The face is one of the most dynamic tools we have to successfully live and interact with other humans. We are evolutionarily designed to pay attention to other people’s face, scanning their mug discern what their social class is, if they’re healthy, if they’re friend or foe, and much more. There’s a reason we can pick out a friend in a crowd through their face instead of their arm. But what determines the wide variability between faces hasn’t been exactly known.
According to a paper published Thursday in the Proceedings of the National Academy of Sciences it comes down to single gene variants that have large effects on facial features. Researchers at the Universities of Oxford and Surrey identified three genes that most powerfully influence how a face looks: The gene PCDH15, which is most often associated with a straight nose; MBTPS1, which regulates steroid biosynthesis; and TMEM163, which affects whether a person develops facial dysmorphia.
The discovery of these gene variants possibly paves the way towards a clearer understanding of the molecular mechanisms influence genes and their ability to shape the face.
“Facial features, such as the shape of the nose, a receding chin or the ‘Hapsburg lip,’ are often passed on in families from generation to generation,” senior author Sir Walter Bodmer, Ph.D., said in a statement sent to Inverse. “Our success in being able to do this [identify specific genetic variants], which has not been done before, has depended on using complicated statistical procedures to analyze facial images of human volunteers.”
Scientists already have a comprehensive view of what genes determine what sort of facial features. They just didn’t know to what extent those genes augur more significant changes in the face. To figure that out, the research team analyzed 3D camera images of identical and non-identical twins (an extremely useful proxy for gene studies, since identical twins are genetic replicas of one-another), using facial data collected from 1,832 volunteers from the People of British Isles project and 1,567 participants from the Twins UK cohort study (as well as the faces of 33 volunteers of East Asian descent).
The researchers already had the genetic profiles of most participants, so they really only needed to observe what facial features were most variable between people, and work backwards to determine what genes that features corresponded to. The 3D camera picked up 30,000 surface points on the participant’s faces and the researchers pinpointed fourteen “landmark” points, such as the tip of the nose. After the researchers overlayed all the images on top one each other to align the landmark points, they had a very clear view of what parts of faces were most distinct from one another — and by extension, which genes were most responsible for shaping one’s face.

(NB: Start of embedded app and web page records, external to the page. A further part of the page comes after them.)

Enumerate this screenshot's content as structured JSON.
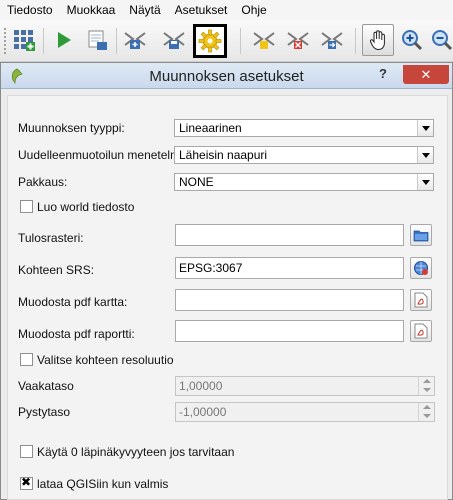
{
  "menu": [
    "Tiedosto",
    "Muokkaa",
    "Näytä",
    "Asetukset",
    "Ohje"
  ],
  "toolbar": {
    "icons": [
      "batch-mode-icon",
      "run-icon",
      "script-icon",
      "raster-add-icon",
      "raster-save-icon",
      "settings-gear-icon",
      "raster-new-icon",
      "raster-remove-icon",
      "raster-export-icon",
      "pan-hand-icon",
      "zoom-in-icon",
      "zoom-out-icon"
    ]
  },
  "dialog": {
    "title": "Muunnoksen asetukset",
    "help": "?",
    "close": "✕"
  },
  "form": {
    "transform_type_label": "Muunnoksen tyyppi:",
    "transform_type_value": "Lineaarinen",
    "resampling_label": "Uudelleenmuotoilun menetelmä:",
    "resampling_value": "Läheisin naapuri",
    "compression_label": "Pakkaus:",
    "compression_value": "NONE",
    "world_file_label": "Luo world tiedosto",
    "output_raster_label": "Tulosrasteri:",
    "output_raster_value": "",
    "target_srs_label": "Kohteen SRS:",
    "target_srs_value": "EPSG:3067",
    "pdf_map_label": "Muodosta pdf kartta:",
    "pdf_map_value": "",
    "pdf_report_label": "Muodosta pdf raportti:",
    "pdf_report_value": "",
    "target_resolution_label": "Valitse kohteen resoluutio",
    "horizontal_label": "Vaakataso",
    "horizontal_value": "1,00000",
    "vertical_label": "Pystytaso",
    "vertical_value": "-1,00000",
    "transparency_label": "Käytä 0 läpinäkyvyyteen jos tarvitaan",
    "load_label": "lataa QGISiin kun valmis"
  },
  "checkbox_state": {
    "world_file": false,
    "target_resolution": false,
    "transparency": false,
    "load_in_qgis": true
  },
  "colors": {
    "close_button": "#c7463c",
    "titlebar": "#c9d9ec",
    "gear": "#f0c419"
  }
}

After a ton of analysis, the team found that genes controlling the the shape of the nose, steroid biosynthesis, and facial dysmorphia the most important factors in influencing the overall look of a human face.
“This level of genetic variability has probably arisen through natural selection, for example, for the recognition of membership of a group or as a consequence of differential mate selection with respect to facial features,” the researchers write. “Face to face, that is how we recognize each other, and we can do that because the human face is so hugely variable.”